Like plants on land, seaweed uses photosynthesis to absorb CO2 and grow biomass. However coastal marine systems can absorb carbon at rates up to 50 times greater than forests on land, according to Emily Pidgeon, senior director of strategic marine initiatives at Conservation International. Globally, seaweeds are thought to sequester nearly 200 million tonnes of CO2 every year.

Due to its ability to regenerate quickly, seaweed has the ability to be a nutritious source of food for a long time, potentially helping to solve the food shortage crises we’re facing. Furthermore, if livestock ate small amounts of seaweed mixed into their normal feed, their methane production would be slashed, stopping millions of tonnes of methane being produced and helping battle global warming and climate change.

Already a $10 billion industry in Japan and expanding, Australia is surrounded by seaweed, with our southern coast home to more unique species of seaweed than any other region on earth.

Dr Alecia Bellgrove, Senior Lecturer in Marine Biology and Ecology at Deakin University, wants people to see beyond how they normally view seaweed and look to it as an answer for some of the world’s most pressing issues.

As a conscious corporation, here at YelpKelp®, our purpose is to continue to collaborate with seaweed industries to expand and promote sustainable seaweed farming to benefit not only the planet but our local economies.

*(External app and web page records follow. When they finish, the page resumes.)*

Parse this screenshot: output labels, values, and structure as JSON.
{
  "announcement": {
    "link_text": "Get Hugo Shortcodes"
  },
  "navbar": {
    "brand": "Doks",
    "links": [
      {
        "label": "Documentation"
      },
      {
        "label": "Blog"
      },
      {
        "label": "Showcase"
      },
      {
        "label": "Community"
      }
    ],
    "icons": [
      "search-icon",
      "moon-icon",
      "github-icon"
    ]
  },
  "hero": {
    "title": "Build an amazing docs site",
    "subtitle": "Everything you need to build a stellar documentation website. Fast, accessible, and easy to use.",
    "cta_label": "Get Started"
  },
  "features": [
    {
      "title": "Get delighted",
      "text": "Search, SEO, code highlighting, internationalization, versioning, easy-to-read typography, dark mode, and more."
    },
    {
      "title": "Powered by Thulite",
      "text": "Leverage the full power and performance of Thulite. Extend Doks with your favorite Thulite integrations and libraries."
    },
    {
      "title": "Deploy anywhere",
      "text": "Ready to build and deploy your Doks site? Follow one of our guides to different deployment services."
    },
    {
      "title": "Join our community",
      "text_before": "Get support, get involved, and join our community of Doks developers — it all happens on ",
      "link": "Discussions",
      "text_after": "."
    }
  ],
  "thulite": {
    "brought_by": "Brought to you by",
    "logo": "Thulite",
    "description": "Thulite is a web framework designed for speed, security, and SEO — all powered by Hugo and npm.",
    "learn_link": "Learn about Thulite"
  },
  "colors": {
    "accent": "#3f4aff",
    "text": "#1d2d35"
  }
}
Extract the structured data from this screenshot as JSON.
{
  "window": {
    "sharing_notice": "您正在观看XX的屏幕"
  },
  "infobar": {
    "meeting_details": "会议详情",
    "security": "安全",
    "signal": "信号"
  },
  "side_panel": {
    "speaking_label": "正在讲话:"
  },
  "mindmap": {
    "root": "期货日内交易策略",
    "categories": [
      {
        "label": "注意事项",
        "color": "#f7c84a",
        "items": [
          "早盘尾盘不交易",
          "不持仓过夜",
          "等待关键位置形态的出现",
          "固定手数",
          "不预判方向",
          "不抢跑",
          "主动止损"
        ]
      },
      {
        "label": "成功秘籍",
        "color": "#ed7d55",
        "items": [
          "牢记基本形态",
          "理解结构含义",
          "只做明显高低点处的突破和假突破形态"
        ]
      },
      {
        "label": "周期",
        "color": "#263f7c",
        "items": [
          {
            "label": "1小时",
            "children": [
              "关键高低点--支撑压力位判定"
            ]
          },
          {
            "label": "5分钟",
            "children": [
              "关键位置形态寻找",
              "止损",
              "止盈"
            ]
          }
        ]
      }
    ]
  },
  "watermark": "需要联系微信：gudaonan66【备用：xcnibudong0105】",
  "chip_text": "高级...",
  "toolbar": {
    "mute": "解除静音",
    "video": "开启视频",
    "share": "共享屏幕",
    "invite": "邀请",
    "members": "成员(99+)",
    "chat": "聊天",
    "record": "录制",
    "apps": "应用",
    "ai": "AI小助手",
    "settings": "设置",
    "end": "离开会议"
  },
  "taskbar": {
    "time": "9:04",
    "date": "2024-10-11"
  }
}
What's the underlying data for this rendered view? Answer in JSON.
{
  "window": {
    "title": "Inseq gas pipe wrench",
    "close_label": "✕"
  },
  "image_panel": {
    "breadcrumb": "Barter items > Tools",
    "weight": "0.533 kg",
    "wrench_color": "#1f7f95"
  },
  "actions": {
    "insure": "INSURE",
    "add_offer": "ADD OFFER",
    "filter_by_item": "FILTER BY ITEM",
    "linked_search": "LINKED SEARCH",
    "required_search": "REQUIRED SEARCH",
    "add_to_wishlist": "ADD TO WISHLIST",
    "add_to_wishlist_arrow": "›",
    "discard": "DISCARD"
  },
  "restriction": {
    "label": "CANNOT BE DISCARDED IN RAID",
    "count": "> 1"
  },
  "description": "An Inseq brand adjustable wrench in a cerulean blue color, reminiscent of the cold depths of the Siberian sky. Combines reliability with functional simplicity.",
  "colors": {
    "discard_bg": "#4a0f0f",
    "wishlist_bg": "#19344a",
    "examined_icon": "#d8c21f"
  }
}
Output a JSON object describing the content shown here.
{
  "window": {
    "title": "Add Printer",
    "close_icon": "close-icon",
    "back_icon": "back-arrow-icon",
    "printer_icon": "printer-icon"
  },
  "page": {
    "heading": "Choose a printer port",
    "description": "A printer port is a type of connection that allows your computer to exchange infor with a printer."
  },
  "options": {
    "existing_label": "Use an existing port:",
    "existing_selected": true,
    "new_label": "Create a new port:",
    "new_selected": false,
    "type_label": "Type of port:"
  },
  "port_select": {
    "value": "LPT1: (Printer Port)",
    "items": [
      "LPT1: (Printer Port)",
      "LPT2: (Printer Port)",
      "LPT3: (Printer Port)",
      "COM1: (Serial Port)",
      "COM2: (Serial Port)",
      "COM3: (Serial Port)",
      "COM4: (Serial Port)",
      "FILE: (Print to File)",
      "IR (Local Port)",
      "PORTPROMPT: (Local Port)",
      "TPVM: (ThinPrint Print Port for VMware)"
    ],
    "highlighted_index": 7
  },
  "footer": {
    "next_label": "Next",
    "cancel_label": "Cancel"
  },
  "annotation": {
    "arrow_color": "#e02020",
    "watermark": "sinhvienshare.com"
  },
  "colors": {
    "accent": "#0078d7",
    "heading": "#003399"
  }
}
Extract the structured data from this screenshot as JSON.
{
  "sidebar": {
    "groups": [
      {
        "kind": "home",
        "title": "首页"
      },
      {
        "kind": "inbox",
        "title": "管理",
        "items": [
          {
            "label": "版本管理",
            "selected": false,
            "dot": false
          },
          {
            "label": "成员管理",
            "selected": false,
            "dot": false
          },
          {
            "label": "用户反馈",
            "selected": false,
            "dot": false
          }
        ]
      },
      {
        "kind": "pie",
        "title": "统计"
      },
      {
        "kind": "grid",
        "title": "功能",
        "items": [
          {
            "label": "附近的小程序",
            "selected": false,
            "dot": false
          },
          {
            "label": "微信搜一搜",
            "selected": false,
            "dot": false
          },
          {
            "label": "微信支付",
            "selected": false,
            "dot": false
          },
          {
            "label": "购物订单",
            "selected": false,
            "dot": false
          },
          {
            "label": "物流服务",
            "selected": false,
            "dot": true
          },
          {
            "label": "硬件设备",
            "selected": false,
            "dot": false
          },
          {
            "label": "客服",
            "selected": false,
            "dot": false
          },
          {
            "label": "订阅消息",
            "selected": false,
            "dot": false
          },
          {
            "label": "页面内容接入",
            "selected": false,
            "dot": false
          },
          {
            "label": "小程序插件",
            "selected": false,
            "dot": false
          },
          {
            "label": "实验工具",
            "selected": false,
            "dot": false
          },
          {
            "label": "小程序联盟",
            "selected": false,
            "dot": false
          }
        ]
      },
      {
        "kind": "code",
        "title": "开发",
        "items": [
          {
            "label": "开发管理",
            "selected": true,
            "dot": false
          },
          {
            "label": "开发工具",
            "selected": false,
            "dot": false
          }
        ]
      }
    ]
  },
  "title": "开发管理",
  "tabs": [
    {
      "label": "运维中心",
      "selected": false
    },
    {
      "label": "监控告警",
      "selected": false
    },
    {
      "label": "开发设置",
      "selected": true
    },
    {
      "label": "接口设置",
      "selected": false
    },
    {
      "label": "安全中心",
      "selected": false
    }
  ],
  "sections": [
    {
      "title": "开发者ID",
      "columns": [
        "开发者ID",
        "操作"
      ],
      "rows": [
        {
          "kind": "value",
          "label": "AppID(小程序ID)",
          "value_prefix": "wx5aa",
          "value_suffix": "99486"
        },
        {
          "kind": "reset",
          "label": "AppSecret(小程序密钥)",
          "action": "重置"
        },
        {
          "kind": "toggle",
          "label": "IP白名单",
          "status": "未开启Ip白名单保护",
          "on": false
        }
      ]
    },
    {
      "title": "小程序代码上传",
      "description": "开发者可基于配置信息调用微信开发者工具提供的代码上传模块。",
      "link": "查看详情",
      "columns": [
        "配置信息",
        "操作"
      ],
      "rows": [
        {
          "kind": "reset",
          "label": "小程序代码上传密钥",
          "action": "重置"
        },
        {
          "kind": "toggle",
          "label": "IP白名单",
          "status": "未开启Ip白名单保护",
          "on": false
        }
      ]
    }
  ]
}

We additionally encourage you to explore, experiment and endorse as many products using kelp as possible.